COLUMBIA, Mo. – It’s easy to see the fun-loving side of Brad Davis, who took over as Missouri’s offensive line coach Dec. 15.

Recent Tigers offensive line commit Jack Buford said that during his recruitment, he would often talk with Davis over FaceTime and would rap songs with Davis and his children. Wednesday morning, while Missouri’s offensive linemen spoke to reporters in the Mizzou Athletic Training Center dining hall, Davis walked up behind the crowd and started recording the scene on his cellphone.

“He’s something else. He’s always joking around,” said right tackle Paul Adams, who stifled a laugh when he saw Davis filming in the background. “He’s different, but it’s a good different.”

Tre’Vour Wallace-Simms, the returning right guard, said this after searching for the right word to describe his new coach: “I don’t want to say childish, but he has a lot of spirit and energy.”

In his first meeting with the Missouri media in February, Davis – who coached the offensive line at Florida in 2017 – stressed the importance of “recruiting” the group of veteran Tiger linemen he was about to lead. The Tigers’ offensive line, after all, was returning all five starters who paved the way for the Southeastern Conference’s most potent offense last season.

So far, the consensus is he’s accomplished that task.

“He’s the perfect guy to lead this room,” left guard Kevin Pendleton said. “He’s just like us. He loves what he does every day.”

There’s another part of Davis’ personality that only his linemen see.

“He knows how to flip the switch when it’s time to work,” Wallace-Simms said. “When he flips the switch, that’s pretty much that. When it’s work time, it’s work time. When it’s play time, it’s play time.”

In the eyes of Missouri’s pocket protectors, that makes Davis all the more likable.

The Tigers’ offensive line isn’t easily satisfied. The group is determined to improve on its solid performances in 2016 and 2017, a two-year period in which it lead the SEC in sacks allowed (27) and total offense (501.4 yards per game). Pendleton said he’s seeking the lofty goal of a national championship.

So when Davis makes the switch in practice, it’s embraced.

“In the room, he’ll teach you, correct you, and out on the field he’ll teach you and correct you but with a fire. With a sense of urgency,” Pendleton said. “He wants to bring a sense of urgency. If you’re complacent, you won’t get anywhere.”

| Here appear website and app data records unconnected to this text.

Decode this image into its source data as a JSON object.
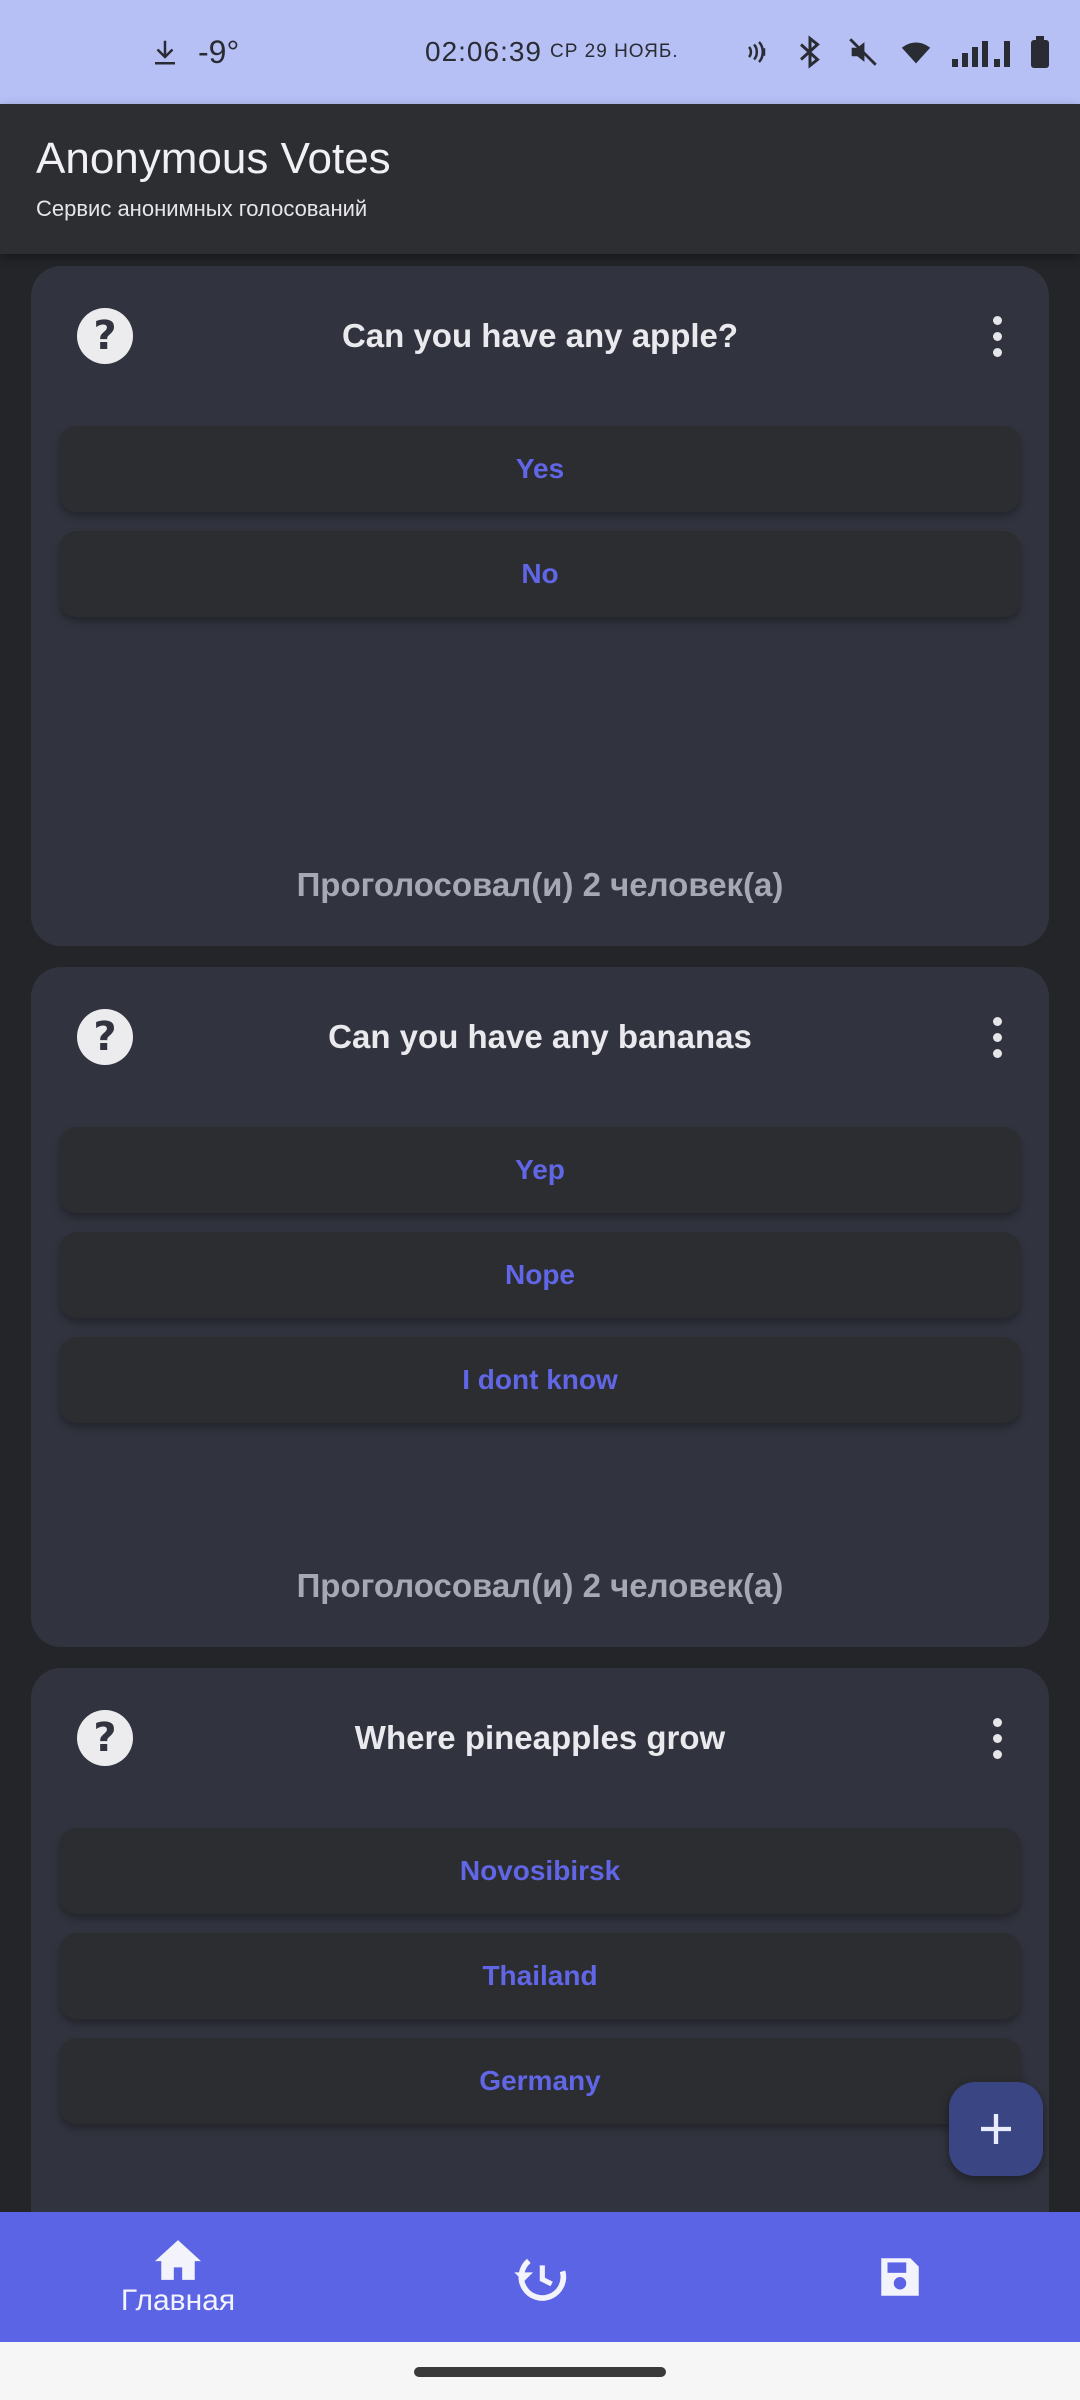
{
  "status_bar": {
    "temperature": "-9°",
    "time": "02:06:39",
    "date": "СР 29 НОЯБ.",
    "icons": [
      "download-icon",
      "nfc-icon",
      "bluetooth-icon",
      "mute-icon",
      "wifi-icon",
      "signal-icon",
      "battery-icon"
    ]
  },
  "app_bar": {
    "title": "Anonymous Votes",
    "subtitle": "Сервис анонимных голосований"
  },
  "polls": [
    {
      "question": "Can you have any apple?",
      "options": [
        "Yes",
        "No"
      ],
      "votes_text": "Проголосовал(и) 2 человек(а)"
    },
    {
      "question": "Can you have any bananas",
      "options": [
        "Yep",
        "Nope",
        "I dont know"
      ],
      "votes_text": "Проголосовал(и) 2 человек(а)"
    },
    {
      "question": "Where pineapples grow",
      "options": [
        "Novosibirsk",
        "Thailand",
        "Germany"
      ]
    }
  ],
  "help_glyph": "?",
  "fab_icon": "plus-icon",
  "bottom_nav": {
    "items": [
      {
        "icon": "home-icon",
        "label": "Главная",
        "active": true
      },
      {
        "icon": "history-icon",
        "label": ""
      },
      {
        "icon": "save-icon",
        "label": ""
      }
    ]
  },
  "colors": {
    "status_bar": "#b6c0f5",
    "app_bar": "#2d2e32",
    "card": "#31333e",
    "option_text": "#6066e6",
    "bottom_nav": "#5c64e6",
    "fab": "#3a4584"
  }
}
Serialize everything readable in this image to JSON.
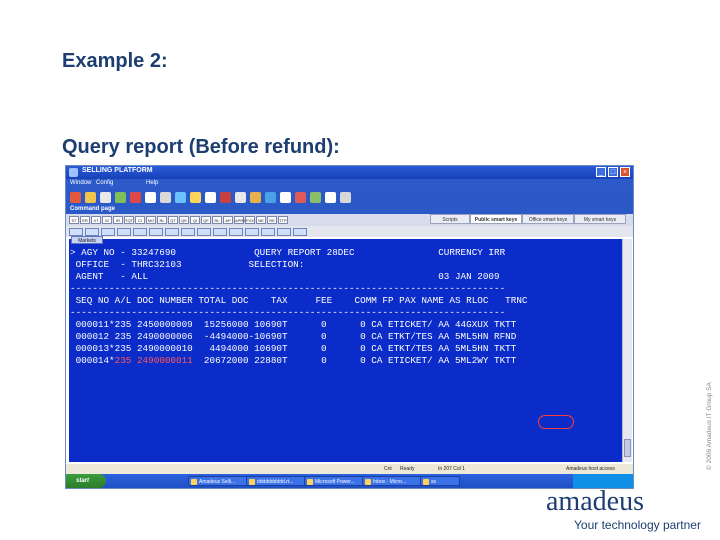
{
  "slide": {
    "title": "Example 2:",
    "subtitle": "Query report (Before refund):",
    "copyright": "© 2006 Amadeus IT Group SA",
    "logo": "amadeus",
    "tagline": "Your technology partner"
  },
  "window": {
    "title": "SELLING PLATFORM",
    "menu": [
      "Window",
      "Config",
      "Help"
    ],
    "command_page": "Command page",
    "function_keys": [
      "ST",
      "ER",
      "XT",
      "IG",
      "IR",
      "TQT",
      "CI",
      "MO",
      "RL",
      "QT",
      "QE",
      "QI",
      "QF",
      "RL",
      "AP",
      "APRK",
      "FXX",
      "NE",
      "RE",
      "TTP"
    ],
    "tabs": [
      "Scripts",
      "Public smart keys",
      "Office smart keys",
      "My smart keys"
    ],
    "subtab": "Markets",
    "terminal_lines": [
      "> AGY NO - 33247690              QUERY REPORT 28DEC               CURRENCY IRR",
      " OFFICE  - THRC32103            SELECTION:",
      " AGENT   - ALL                                                    03 JAN 2009",
      "------------------------------------------------------------------------------",
      " SEQ NO A/L DOC NUMBER TOTAL DOC    TAX     FEE    COMM FP PAX NAME AS RLOC   TRNC",
      "------------------------------------------------------------------------------",
      " 000011*235 2450000009  15256000 10690T      0      0 CA ETICKET/ AA 44GXUX TKTT",
      " 000012 235 2490000006  -4494000-10690T      0      0 CA ETKT/TES AA 5ML5HN RFND",
      " 000013*235 2490000010   4494000 10690T      0      0 CA ETKT/TES AA 5ML5HN TKTT"
    ],
    "last_line": {
      "seq": " 000014*",
      "red": "235 2490000011",
      "rest": "  20672000 22880T      0      0 CA ETICKET/ AA 5ML2WY TKTT"
    },
    "status": {
      "left": "Cnt",
      "ready": "Ready",
      "center": "In 207 Col 1",
      "right": "Amadeus host access"
    },
    "taskbar": {
      "start": "start",
      "tasks": [
        "Amadeus Selli...",
        "dddddddddd.rt...",
        "Microsoft Power...",
        "Inbox - Micro...",
        "ss"
      ],
      "clock": ""
    }
  }
}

“You can take it different ways,” left tackle Yasir Durant said. “Honestly, I kind of like it because a coach is not always going to be fun. He’s not always going to be on your side. It’s good he has that side so you know he’s serious, so you’ve got to put in that work.”

Davis has a particularly big group to oversee this season. Missouri should have 16 offensive linemen at its disposal, four of them newcomers.

“We’ve got a lot of veterans up front, but there’s a lot of young guys behind us,” Pendleton said. “He’s making sure if – knock on wood – something happens, the next guy’s ready.”

The Tigers haven’t had a lot of offensive line injuries to deal with the last two years, though they’ve gone to their reserve pool anyway. Wallace-Simms and center Trystan Colon-Castillo opened the year in the lineup by passing returning starters Adam Ploudre and Jonah Dubinski on the depth chart. Durant eclipsed Tyler Howell at left tackle three games into the year.

The abundance of depth on the line gives Missouri options and its starters time to catch their breath in games and practices. It hasn’t always been that way – Adams and Pendleton recalled two summers ago when the Tigers had a paltry eight-man rotation.

“I’m really happy. We’ve got some fours now, so that’s pretty good,” said Wallace-Simms, referring to fourth-string players. “I’m excited. That’s less stuff we have to put our body through. And you get to mentor some young guys and teach them.”

As for Davis, he’s made a positive impression on more than just the Tigers’ offensive linemen. He appears to be fitting in seamlessly with Missouri’s coaching staff, which also welcomed offensive coordinator Derek Dooley and outside linebackers coach Vernon Hargreaves into the fold this offseason.

“I would say our staff harmony is solid and good. The ability to work together is as good as I’ve been around,” coach Barry Odom said. “The thing I’ve admired most about the new hires is their ability to relate to our players and really understand it’s what I’m looking for ultimately in those positions.

“When you hire someone, it’s for them to be truthful, be honest, be a team player and work well together. They’ve poured themselves into our team in terms of getting to know them and be around them.”